Data supplied:
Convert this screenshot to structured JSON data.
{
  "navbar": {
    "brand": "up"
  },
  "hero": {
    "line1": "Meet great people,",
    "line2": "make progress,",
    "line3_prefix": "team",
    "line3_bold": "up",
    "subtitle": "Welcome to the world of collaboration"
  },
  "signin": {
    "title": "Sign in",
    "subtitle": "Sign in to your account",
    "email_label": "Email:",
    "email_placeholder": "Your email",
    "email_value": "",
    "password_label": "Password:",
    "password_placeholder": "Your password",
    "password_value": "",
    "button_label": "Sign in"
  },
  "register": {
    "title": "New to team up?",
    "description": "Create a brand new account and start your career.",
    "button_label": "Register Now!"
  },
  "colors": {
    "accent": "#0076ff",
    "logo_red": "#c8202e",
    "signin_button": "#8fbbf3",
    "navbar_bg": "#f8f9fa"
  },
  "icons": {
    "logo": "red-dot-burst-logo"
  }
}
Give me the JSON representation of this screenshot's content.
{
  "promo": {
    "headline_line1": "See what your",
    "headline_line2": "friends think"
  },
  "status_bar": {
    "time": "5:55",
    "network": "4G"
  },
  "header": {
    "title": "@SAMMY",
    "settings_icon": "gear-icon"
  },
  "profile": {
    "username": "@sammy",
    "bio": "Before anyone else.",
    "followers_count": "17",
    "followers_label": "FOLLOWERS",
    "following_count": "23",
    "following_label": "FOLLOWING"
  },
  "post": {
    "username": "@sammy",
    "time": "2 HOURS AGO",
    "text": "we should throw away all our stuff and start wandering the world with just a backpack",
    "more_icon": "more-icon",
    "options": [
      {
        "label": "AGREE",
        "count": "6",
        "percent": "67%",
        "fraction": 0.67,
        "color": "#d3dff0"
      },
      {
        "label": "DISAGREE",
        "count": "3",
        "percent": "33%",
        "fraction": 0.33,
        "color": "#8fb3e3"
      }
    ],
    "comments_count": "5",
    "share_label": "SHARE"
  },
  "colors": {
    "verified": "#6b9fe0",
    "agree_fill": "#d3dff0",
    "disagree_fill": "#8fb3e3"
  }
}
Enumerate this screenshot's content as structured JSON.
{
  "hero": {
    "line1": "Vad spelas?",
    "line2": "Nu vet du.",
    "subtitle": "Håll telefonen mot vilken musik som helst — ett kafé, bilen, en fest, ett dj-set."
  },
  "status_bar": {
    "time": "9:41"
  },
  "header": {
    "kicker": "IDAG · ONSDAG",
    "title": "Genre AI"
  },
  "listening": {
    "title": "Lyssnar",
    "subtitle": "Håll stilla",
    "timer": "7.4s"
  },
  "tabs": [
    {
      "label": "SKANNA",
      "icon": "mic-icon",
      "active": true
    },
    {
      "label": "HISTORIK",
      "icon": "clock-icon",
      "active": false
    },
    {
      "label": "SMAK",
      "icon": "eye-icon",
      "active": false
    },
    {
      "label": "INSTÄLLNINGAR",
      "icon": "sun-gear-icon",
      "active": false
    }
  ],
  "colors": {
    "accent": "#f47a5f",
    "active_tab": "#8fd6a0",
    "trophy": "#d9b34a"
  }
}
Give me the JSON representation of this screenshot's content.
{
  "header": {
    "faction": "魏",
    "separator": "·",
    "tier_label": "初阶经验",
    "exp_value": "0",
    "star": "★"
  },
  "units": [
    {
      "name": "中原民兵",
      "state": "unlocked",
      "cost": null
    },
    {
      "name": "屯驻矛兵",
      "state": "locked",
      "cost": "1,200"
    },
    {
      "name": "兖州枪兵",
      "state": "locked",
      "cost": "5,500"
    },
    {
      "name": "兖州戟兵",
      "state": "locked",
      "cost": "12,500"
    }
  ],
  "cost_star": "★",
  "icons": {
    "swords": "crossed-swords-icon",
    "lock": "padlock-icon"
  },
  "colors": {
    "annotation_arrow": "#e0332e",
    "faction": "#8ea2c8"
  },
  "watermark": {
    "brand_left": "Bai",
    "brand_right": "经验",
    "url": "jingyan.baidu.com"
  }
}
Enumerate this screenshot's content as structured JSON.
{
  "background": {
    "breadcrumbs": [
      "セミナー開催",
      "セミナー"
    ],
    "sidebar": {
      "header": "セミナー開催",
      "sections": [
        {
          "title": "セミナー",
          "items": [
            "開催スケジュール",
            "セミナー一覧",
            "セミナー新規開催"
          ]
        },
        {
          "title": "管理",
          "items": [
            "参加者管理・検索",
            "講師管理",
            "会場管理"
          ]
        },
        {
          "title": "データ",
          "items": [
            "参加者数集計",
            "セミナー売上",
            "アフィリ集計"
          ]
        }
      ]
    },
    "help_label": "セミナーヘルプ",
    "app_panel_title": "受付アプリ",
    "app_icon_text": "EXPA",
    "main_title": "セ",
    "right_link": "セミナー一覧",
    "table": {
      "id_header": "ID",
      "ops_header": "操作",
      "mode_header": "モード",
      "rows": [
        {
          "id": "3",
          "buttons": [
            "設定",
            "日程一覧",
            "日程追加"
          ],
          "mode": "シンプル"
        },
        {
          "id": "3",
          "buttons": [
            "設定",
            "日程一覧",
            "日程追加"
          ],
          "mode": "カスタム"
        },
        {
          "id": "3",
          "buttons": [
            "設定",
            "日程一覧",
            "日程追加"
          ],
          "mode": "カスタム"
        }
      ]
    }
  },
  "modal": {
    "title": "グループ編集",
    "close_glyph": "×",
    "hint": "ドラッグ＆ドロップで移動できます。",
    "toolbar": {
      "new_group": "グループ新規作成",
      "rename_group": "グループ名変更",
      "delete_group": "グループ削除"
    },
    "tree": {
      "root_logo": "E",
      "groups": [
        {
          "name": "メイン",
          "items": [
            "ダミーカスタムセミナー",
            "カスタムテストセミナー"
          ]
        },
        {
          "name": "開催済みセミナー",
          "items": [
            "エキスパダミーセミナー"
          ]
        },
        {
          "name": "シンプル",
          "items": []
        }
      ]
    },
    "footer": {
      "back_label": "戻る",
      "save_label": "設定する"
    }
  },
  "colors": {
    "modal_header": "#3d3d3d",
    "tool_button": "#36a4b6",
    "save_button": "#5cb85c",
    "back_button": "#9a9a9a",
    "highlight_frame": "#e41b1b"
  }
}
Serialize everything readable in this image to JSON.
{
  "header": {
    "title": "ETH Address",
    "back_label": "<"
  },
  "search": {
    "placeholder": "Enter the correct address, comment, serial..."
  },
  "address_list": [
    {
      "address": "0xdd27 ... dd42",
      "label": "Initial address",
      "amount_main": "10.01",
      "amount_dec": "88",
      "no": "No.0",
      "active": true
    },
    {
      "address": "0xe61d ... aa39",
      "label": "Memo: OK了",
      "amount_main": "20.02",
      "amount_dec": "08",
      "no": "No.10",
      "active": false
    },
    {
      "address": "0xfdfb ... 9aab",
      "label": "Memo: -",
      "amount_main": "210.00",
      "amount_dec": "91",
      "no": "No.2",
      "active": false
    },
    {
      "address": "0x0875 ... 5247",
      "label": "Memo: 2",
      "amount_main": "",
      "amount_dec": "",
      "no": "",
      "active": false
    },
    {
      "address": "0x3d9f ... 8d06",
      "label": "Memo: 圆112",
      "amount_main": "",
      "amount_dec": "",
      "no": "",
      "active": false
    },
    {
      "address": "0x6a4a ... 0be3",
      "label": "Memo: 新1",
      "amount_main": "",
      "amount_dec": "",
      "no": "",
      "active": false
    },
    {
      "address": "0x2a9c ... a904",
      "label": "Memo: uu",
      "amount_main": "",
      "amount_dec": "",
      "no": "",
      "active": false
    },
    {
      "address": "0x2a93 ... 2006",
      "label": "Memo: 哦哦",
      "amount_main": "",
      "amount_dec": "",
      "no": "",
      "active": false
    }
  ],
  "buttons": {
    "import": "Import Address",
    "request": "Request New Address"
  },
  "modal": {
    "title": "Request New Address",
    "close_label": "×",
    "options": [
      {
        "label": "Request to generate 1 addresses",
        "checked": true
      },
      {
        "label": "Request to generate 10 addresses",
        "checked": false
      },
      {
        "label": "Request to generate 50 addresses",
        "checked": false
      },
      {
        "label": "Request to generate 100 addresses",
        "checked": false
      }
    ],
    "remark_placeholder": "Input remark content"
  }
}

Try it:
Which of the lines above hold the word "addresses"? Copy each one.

Solution to the exercise:
        "label": "Request to generate 1 addresses",
        "label": "Request to generate 10 addresses",
        "label": "Request to generate 50 addresses",
        "label": "Request to generate 100 addresses",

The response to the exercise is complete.